It’s late November and lousy cold. Wind mixed with sleet gusts across the parking lot. Jordan Rutherford crosses to his truck, yanks the door hard against the freezing blasts, and climbs in. Engines start around him. Headlights blink on. Cars pull slowly away from the church for the long drive to the cemetery. Jordan looks toward the front of the line at the white limo, a foggy stream of air pouring from its exhaust. His mother wants him to ride with her and his grandmother, but forget that. He wants to be alone.

He pulls in somewhere near the end of the line of cars, and they drive onto the main road. People steer their cars onto the crusty edge of the pavement to let them pass. Some stop completely. A little kid leans out the window of a parked car and smiles and waves, like he’s watching a parade or something. Jordan wants this to be over.

When he finally gets to Woodland Memorial Cemetery, a crowd has already gathered, huddled beneath a dark green funeral tent that bends with every burst of wind. Several friends from school hang at the edge of the crowd, including Jordan’s best friend, T. J. Bradley.

Jordan stands on a nearby hill, apart from everyone. He looks past the crowd, at the rows and rows of graves dotting the icy ground, then back to the funeral tent and the waiting grave beneath. If he narrows his eyes just right, everything blurs. As the pastor begins talking, Jordan walks back to his truck, climbs in, and drives away without looking back.



I was really moved by this one; it grabbed my attention and I wanted to know more about these characters and what Jordan’s role in the death was. I felt genuine emotion coming through the words. I think this is a strong first page. My only comment is to choose every word carefully, and where there is an opportunity for an appropriate extra detail, grab it. (I’m thinking of the line with the little kid leaning out the window, that seemed like a chance to add a telling detail and use fewer words as well.)

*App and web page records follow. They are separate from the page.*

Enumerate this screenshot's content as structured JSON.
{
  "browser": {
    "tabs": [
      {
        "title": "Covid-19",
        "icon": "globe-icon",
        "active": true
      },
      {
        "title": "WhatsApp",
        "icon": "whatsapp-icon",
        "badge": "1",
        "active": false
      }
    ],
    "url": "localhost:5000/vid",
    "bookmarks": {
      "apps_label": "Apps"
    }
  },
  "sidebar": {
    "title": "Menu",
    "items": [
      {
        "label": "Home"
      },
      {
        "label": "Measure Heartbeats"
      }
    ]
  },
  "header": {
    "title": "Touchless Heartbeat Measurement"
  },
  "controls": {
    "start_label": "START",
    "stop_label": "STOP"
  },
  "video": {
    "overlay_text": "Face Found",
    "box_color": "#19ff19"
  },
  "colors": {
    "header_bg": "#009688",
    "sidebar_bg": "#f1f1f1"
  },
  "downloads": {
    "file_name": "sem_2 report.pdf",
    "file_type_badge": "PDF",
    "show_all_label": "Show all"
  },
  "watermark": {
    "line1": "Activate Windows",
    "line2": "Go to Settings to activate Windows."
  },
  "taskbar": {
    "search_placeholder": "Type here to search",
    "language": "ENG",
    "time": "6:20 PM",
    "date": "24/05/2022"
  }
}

Okay, I haven’t blogged since the middle of October.  My excuse is that, in addition to a full-time day job (teaching),  I’ve been fretting over a revision request on a mg novel I’ve subbed.  Chipping away at the manuscript.  Slow-going but I’m still at it.  Whoever said, “Writing is rewriting,” knew what they were talking about.  Anyone can write; it’s rewriting that shapes and makes the story.  I liken it to having children.  Giving birth is the easy part.  

My first revision goal was Thanksgiving.  I’ve since moved it forward to post-holidays.  Sigh.  I wish my day job didn’t get in the way, but then, I probably work better under pressure.  Less time to procrastinate (although I still do – I am a veritable genie at procrastination.  In addition to the real pressures, I can pull more things out of thin air to keep me foolishly busy.) 

I continue to be surprised at this story as I revise.  Someone on the Blueboards called it “breaking open the manuscript.”  It’s just such a slow process for me.  Is it like that for everyone?  I’ve read and re-read the agent’s editorial letter and am trying to keep in mind the well-known advice to “edit with a feather,” but it’s hard.  At the same time, I’m missing working on my other mg story, which is in the first draft stage and lots more fun to work on.   

Warning – Rambling Thought here:  I am looking at signing up for the Vermont MFA program.  Thinking about the hours it would take each week to get through it…hmmm.  Any thoughts or advice?